- a 2" x 4" board (only need 9.5" of the board per holder - I used pine, but other woods could be used instead)
- a table saw, miter saw, or if you're pretty handy, a circular saw
- sanding block or power sander
- wood stain (optional)
- polyurethane wood finish (optional)
- felt padding (highly recommended)
Not interested in making your own? You can buy one or a set by going here.
Ok, let's get started!
Step 1: Making the First Cut
To begin, cut a 9.5" piece off your board. You really can use any length you want, but we found 9.5" to work perfectly for our needs.
Step 2: Adding Notches for the Cards
Next, we need to create slots were the cards will set. To do this, I set my miter saw to 16 degrees, and made two cuts along the length of the board - one about a half inch deep and the second about 3/4" deep.
Step 3: Adding an Angle to the Front Edge
From there, I set the saw angle to 27 degrees, and cut off the front edge of the board, giving it a nice angle.
Step 4: Sanding
Next, you'll want to sand the board to remove the rough edges and corners. I started with 60 grit paper and work my way up to 220 grit.
Step 5: Finishing the Playing Card Holder
This last step is optional, but you can choose to finish your card holder with a wood stain and polyurethane, leave it unfinished, or use a natural finish, such as beeswax.
Once dry, I added four small felt pads as feet so that the edges don't scratch the finish of my table.
As you can see, the two slots allow for a second row of cards, and is especially helpful when playing games like Hand & Foot Canasta and other games that require you to hold quite a few cards in your hand.
I hope you've found this Instructable helpful.

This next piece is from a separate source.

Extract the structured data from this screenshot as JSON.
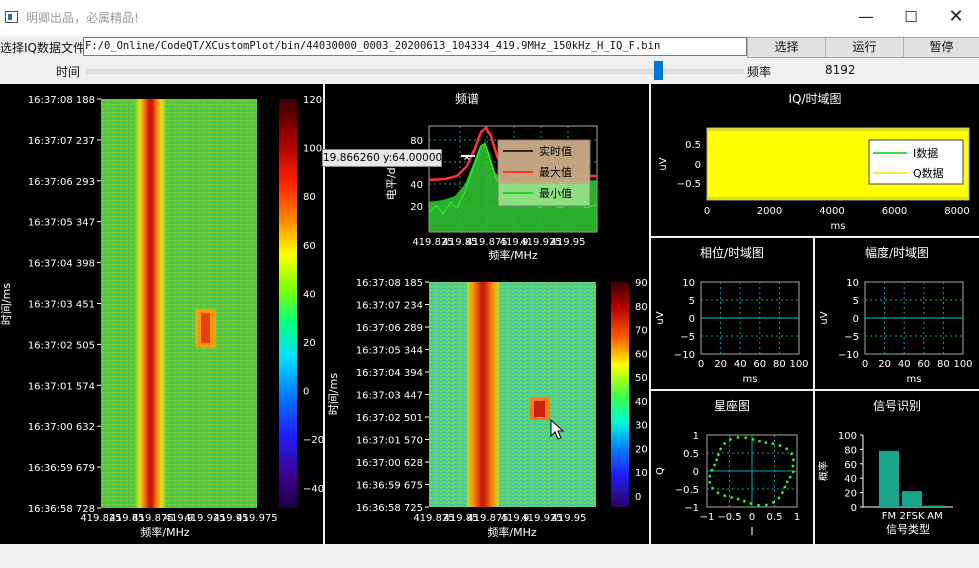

If so, your vote is appreciated, and if you'd like, you can buy one or a set by going here.